*** Opening DATA TO PROCESS ***
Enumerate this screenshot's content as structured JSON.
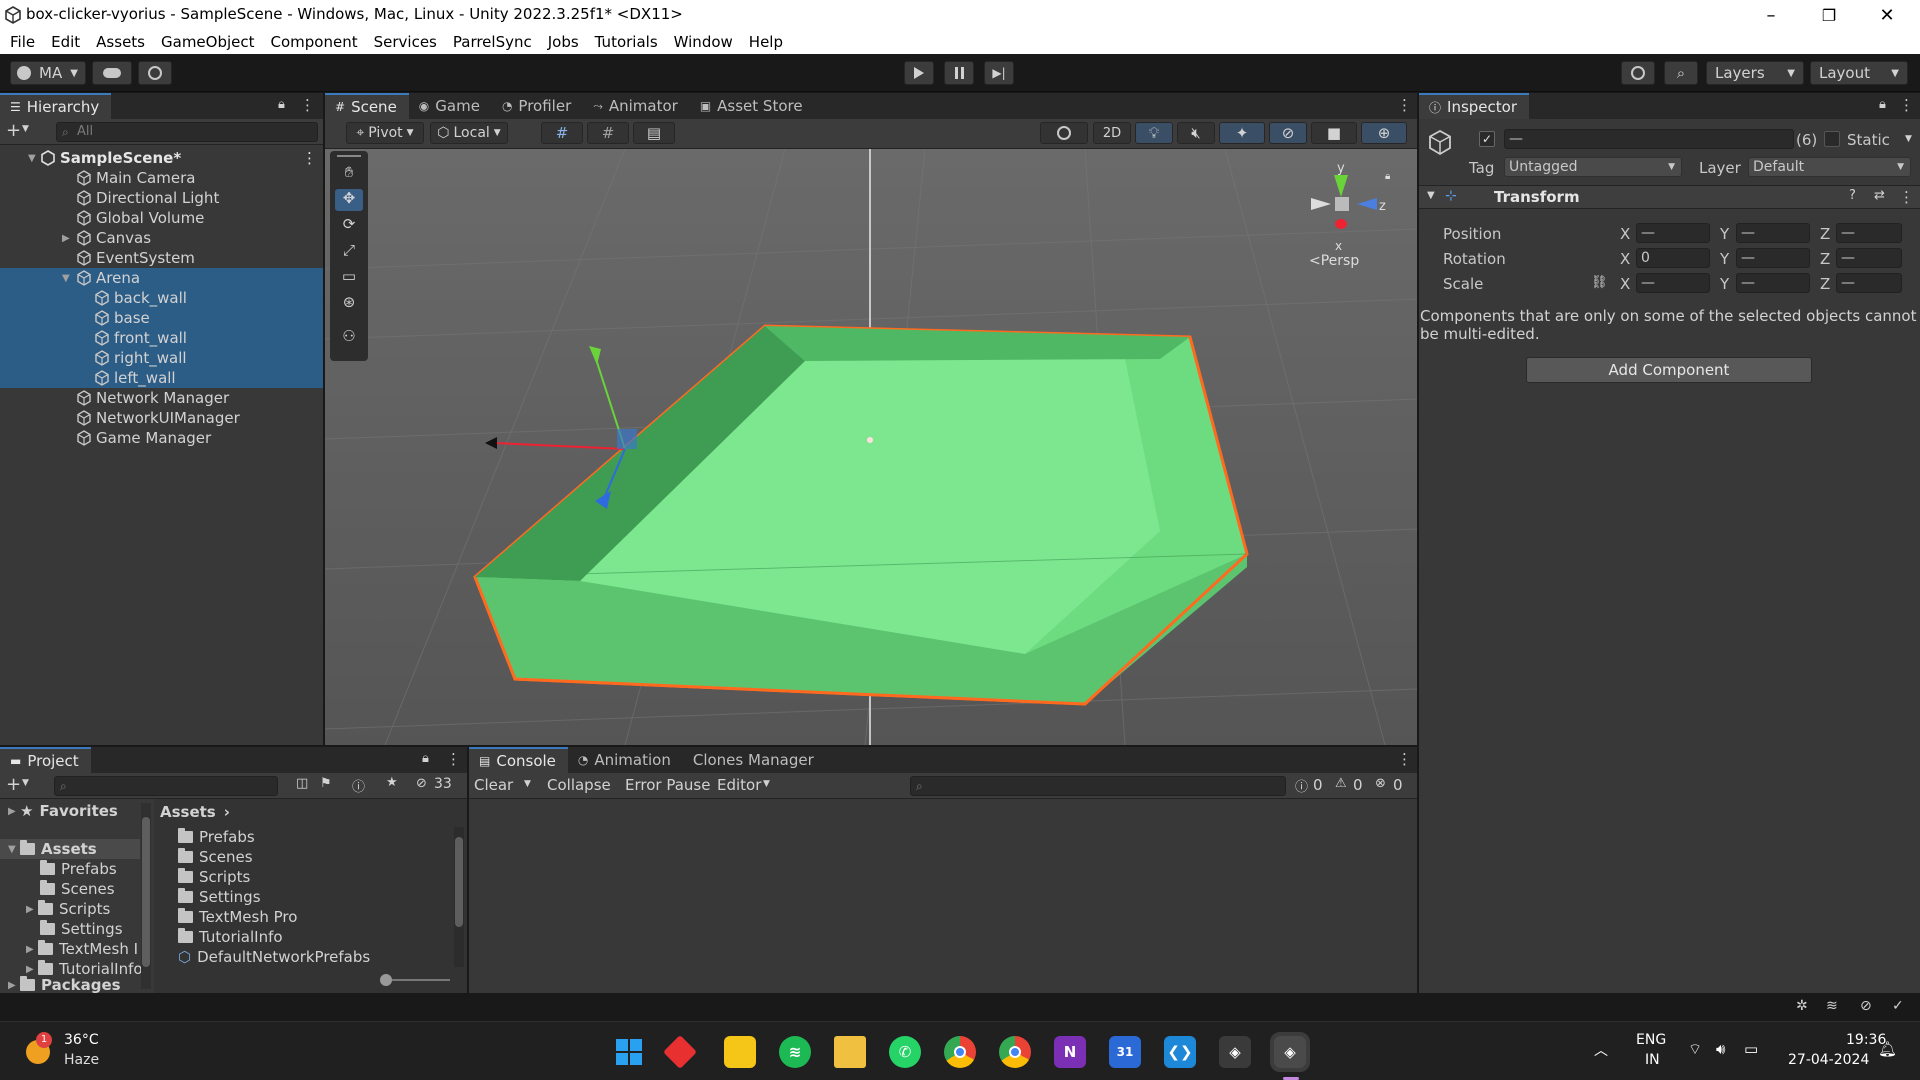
{
  "window": {
    "title": "box-clicker-vyorius - SampleScene - Windows, Mac, Linux - Unity 2022.3.25f1* <DX11>",
    "controls": [
      "–",
      "❐",
      "✕"
    ]
  },
  "menu": [
    "File",
    "Edit",
    "Assets",
    "GameObject",
    "Component",
    "Services",
    "ParrelSync",
    "Jobs",
    "Tutorials",
    "Window",
    "Help"
  ],
  "toolbar": {
    "account_label": "MA",
    "layers_label": "Layers",
    "layout_label": "Layout"
  },
  "hierarchy": {
    "tab": "Hierarchy",
    "search_placeholder": "All",
    "scene": "SampleScene*",
    "items": [
      {
        "label": "Main Camera"
      },
      {
        "label": "Directional Light"
      },
      {
        "label": "Global Volume"
      },
      {
        "label": "Canvas"
      },
      {
        "label": "EventSystem"
      },
      {
        "label": "Arena"
      },
      {
        "label": "back_wall"
      },
      {
        "label": "base"
      },
      {
        "label": "front_wall"
      },
      {
        "label": "right_wall"
      },
      {
        "label": "left_wall"
      },
      {
        "label": "Network Manager"
      },
      {
        "label": "NetworkUIManager"
      },
      {
        "label": "Game Manager"
      }
    ]
  },
  "scene_tabs": [
    "Scene",
    "Game",
    "Profiler",
    "Animator",
    "Asset Store"
  ],
  "scene_toolbar": {
    "pivot": "Pivot",
    "local": "Local",
    "mode_2d": "2D"
  },
  "gizmo": {
    "y": "y",
    "z": "z",
    "x": "x",
    "persp": "<Persp"
  },
  "inspector": {
    "tab": "Inspector",
    "name_value": "—",
    "count": "(6)",
    "static_label": "Static",
    "tag_label": "Tag",
    "tag_value": "Untagged",
    "layer_label": "Layer",
    "layer_value": "Default",
    "transform_title": "Transform",
    "position_label": "Position",
    "rotation_label": "Rotation",
    "scale_label": "Scale",
    "axis_x": "X",
    "axis_y": "Y",
    "axis_z": "Z",
    "dash": "—",
    "rotation_x": "0",
    "note": "Components that are only on some of the selected objects cannot be multi-edited.",
    "add_component": "Add Component"
  },
  "project": {
    "tab": "Project",
    "hidden_count": "33",
    "favorites": "Favorites",
    "assets": "Assets",
    "tree": [
      "Prefabs",
      "Scenes",
      "Scripts",
      "Settings",
      "TextMesh I",
      "TutorialInfo"
    ],
    "packages": "Packages",
    "breadcrumb": "Assets",
    "files": [
      "Prefabs",
      "Scenes",
      "Scripts",
      "Settings",
      "TextMesh Pro",
      "TutorialInfo",
      "DefaultNetworkPrefabs"
    ]
  },
  "console": {
    "tabs": [
      "Console",
      "Animation",
      "Clones Manager"
    ],
    "clear": "Clear",
    "collapse": "Collapse",
    "error_pause": "Error Pause",
    "editor": "Editor",
    "log_count": "0",
    "warn_count": "0",
    "error_count": "0"
  },
  "taskbar": {
    "weather_temp": "36°C",
    "weather_desc": "Haze",
    "weather_badge": "1",
    "lang1": "ENG",
    "lang2": "IN",
    "time": "19:36",
    "date": "27-04-2024",
    "app_icons": [
      "windows-start",
      "git-app",
      "sticky-notes",
      "spotify",
      "file-explorer",
      "whatsapp",
      "chrome-profile",
      "chrome",
      "onenote",
      "calendar",
      "vscode",
      "unity-hub",
      "unity-editor"
    ]
  }
}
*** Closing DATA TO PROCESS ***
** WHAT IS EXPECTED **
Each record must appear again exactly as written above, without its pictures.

** SOLUTION TO THIS PROBLEM **
Enumerate this screenshot's content as structured JSON.
{
  "window": {
    "title": "box-clicker-vyorius - SampleScene - Windows, Mac, Linux - Unity 2022.3.25f1* <DX11>",
    "controls": [
      "–",
      "❐",
      "✕"
    ]
  },
  "menu": [
    "File",
    "Edit",
    "Assets",
    "GameObject",
    "Component",
    "Services",
    "ParrelSync",
    "Jobs",
    "Tutorials",
    "Window",
    "Help"
  ],
  "toolbar": {
    "account_label": "MA",
    "layers_label": "Layers",
    "layout_label": "Layout"
  },
  "hierarchy": {
    "tab": "Hierarchy",
    "search_placeholder": "All",
    "scene": "SampleScene*",
    "items": [
      {
        "label": "Main Camera"
      },
      {
        "label": "Directional Light"
      },
      {
        "label": "Global Volume"
      },
      {
        "label": "Canvas"
      },
      {
        "label": "EventSystem"
      },
      {
        "label": "Arena"
      },
      {
        "label": "back_wall"
      },
      {
        "label": "base"
      },
      {
        "label": "front_wall"
      },
      {
        "label": "right_wall"
      },
      {
        "label": "left_wall"
      },
      {
        "label": "Network Manager"
      },
      {
        "label": "NetworkUIManager"
      },
      {
        "label": "Game Manager"
      }
    ]
  },
  "scene_tabs": [
    "Scene",
    "Game",
    "Profiler",
    "Animator",
    "Asset Store"
  ],
  "scene_toolbar": {
    "pivot": "Pivot",
    "local": "Local",
    "mode_2d": "2D"
  },
  "gizmo": {
    "y": "y",
    "z": "z",
    "x": "x",
    "persp": "<Persp"
  },
  "inspector": {
    "tab": "Inspector",
    "name_value": "—",
    "count": "(6)",
    "static_label": "Static",
    "tag_label": "Tag",
    "tag_value": "Untagged",
    "layer_label": "Layer",
    "layer_value": "Default",
    "transform_title": "Transform",
    "position_label": "Position",
    "rotation_label": "Rotation",
    "scale_label": "Scale",
    "axis_x": "X",
    "axis_y": "Y",
    "axis_z": "Z",
    "dash": "—",
    "rotation_x": "0",
    "note": "Components that are only on some of the selected objects cannot be multi-edited.",
    "add_component": "Add Component"
  },
  "project": {
    "tab": "Project",
    "hidden_count": "33",
    "favorites": "Favorites",
    "assets": "Assets",
    "tree": [
      "Prefabs",
      "Scenes",
      "Scripts",
      "Settings",
      "TextMesh I",
      "TutorialInfo"
    ],
    "packages": "Packages",
    "breadcrumb": "Assets",
    "files": [
      "Prefabs",
      "Scenes",
      "Scripts",
      "Settings",
      "TextMesh Pro",
      "TutorialInfo",
      "DefaultNetworkPrefabs"
    ]
  },
  "console": {
    "tabs": [
      "Console",
      "Animation",
      "Clones Manager"
    ],
    "clear": "Clear",
    "collapse": "Collapse",
    "error_pause": "Error Pause",
    "editor": "Editor",
    "log_count": "0",
    "warn_count": "0",
    "error_count": "0"
  },
  "taskbar": {
    "weather_temp": "36°C",
    "weather_desc": "Haze",
    "weather_badge": "1",
    "lang1": "ENG",
    "lang2": "IN",
    "time": "19:36",
    "date": "27-04-2024",
    "app_icons": [
      "windows-start",
      "git-app",
      "sticky-notes",
      "spotify",
      "file-explorer",
      "whatsapp",
      "chrome-profile",
      "chrome",
      "onenote",
      "calendar",
      "vscode",
      "unity-hub",
      "unity-editor"
    ]
  }
}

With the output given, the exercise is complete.